[Data about app and page elements]
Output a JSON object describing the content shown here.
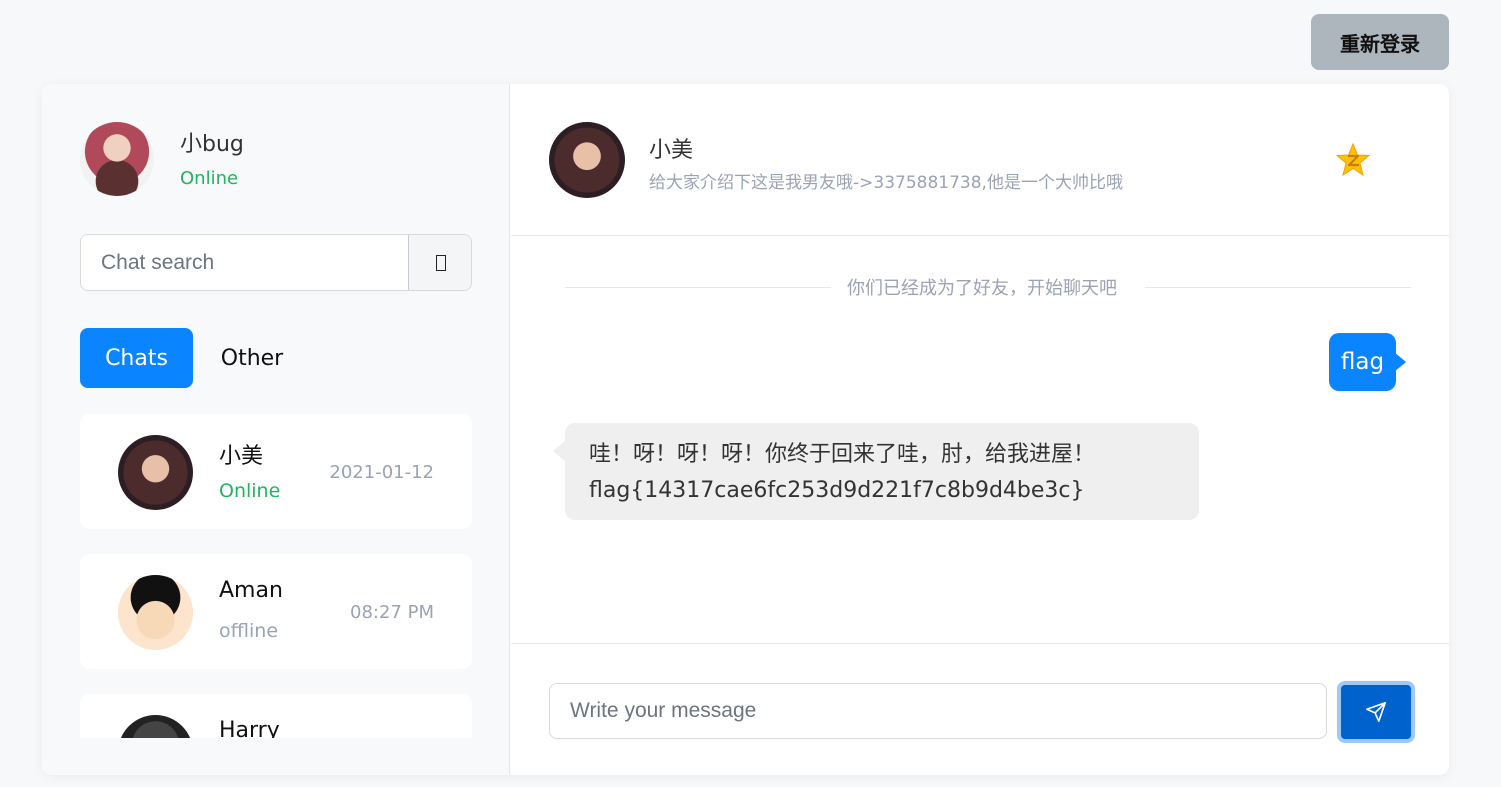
{
  "header": {
    "relogin_label": "重新登录"
  },
  "sidebar": {
    "me": {
      "name": "小bug",
      "status": "Online"
    },
    "search": {
      "placeholder": "Chat search"
    },
    "tabs": [
      {
        "label": "Chats",
        "active": true
      },
      {
        "label": "Other",
        "active": false
      }
    ],
    "contacts": [
      {
        "name": "小美",
        "status": "Online",
        "time": "2021-01-12"
      },
      {
        "name": "Aman",
        "status": "offline",
        "time": "08:27 PM"
      },
      {
        "name": "Harry",
        "status": "",
        "time": ""
      }
    ]
  },
  "chat": {
    "peer": {
      "name": "小美",
      "signature": "给大家介绍下这是我男友哦->3375881738,他是一个大帅比哦"
    },
    "system_notice": "你们已经成为了好友，开始聊天吧",
    "messages": [
      {
        "direction": "out",
        "text": "flag"
      },
      {
        "direction": "in",
        "line1": "哇！呀！呀！呀！你终于回来了哇，肘，给我进屋！",
        "line2": "flag{14317cae6fc253d9d221f7c8b9d4be3c}"
      }
    ],
    "composer": {
      "placeholder": "Write your message"
    }
  },
  "colors": {
    "accent": "#0a84ff",
    "online": "#22b35e",
    "muted": "#9aa3b5",
    "star": "#ffc107"
  },
  "icons": {
    "search_button": "search-icon",
    "favorite": "qq-star-icon",
    "send": "send-icon"
  }
}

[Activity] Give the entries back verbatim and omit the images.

[Finished task]
Output a JSON object describing the content shown here.
{
  "header": {
    "relogin_label": "重新登录"
  },
  "sidebar": {
    "me": {
      "name": "小bug",
      "status": "Online"
    },
    "search": {
      "placeholder": "Chat search"
    },
    "tabs": [
      {
        "label": "Chats",
        "active": true
      },
      {
        "label": "Other",
        "active": false
      }
    ],
    "contacts": [
      {
        "name": "小美",
        "status": "Online",
        "time": "2021-01-12"
      },
      {
        "name": "Aman",
        "status": "offline",
        "time": "08:27 PM"
      },
      {
        "name": "Harry",
        "status": "",
        "time": ""
      }
    ]
  },
  "chat": {
    "peer": {
      "name": "小美",
      "signature": "给大家介绍下这是我男友哦->3375881738,他是一个大帅比哦"
    },
    "system_notice": "你们已经成为了好友，开始聊天吧",
    "messages": [
      {
        "direction": "out",
        "text": "flag"
      },
      {
        "direction": "in",
        "line1": "哇！呀！呀！呀！你终于回来了哇，肘，给我进屋！",
        "line2": "flag{14317cae6fc253d9d221f7c8b9d4be3c}"
      }
    ],
    "composer": {
      "placeholder": "Write your message"
    }
  },
  "colors": {
    "accent": "#0a84ff",
    "online": "#22b35e",
    "muted": "#9aa3b5",
    "star": "#ffc107"
  },
  "icons": {
    "search_button": "search-icon",
    "favorite": "qq-star-icon",
    "send": "send-icon"
  }
}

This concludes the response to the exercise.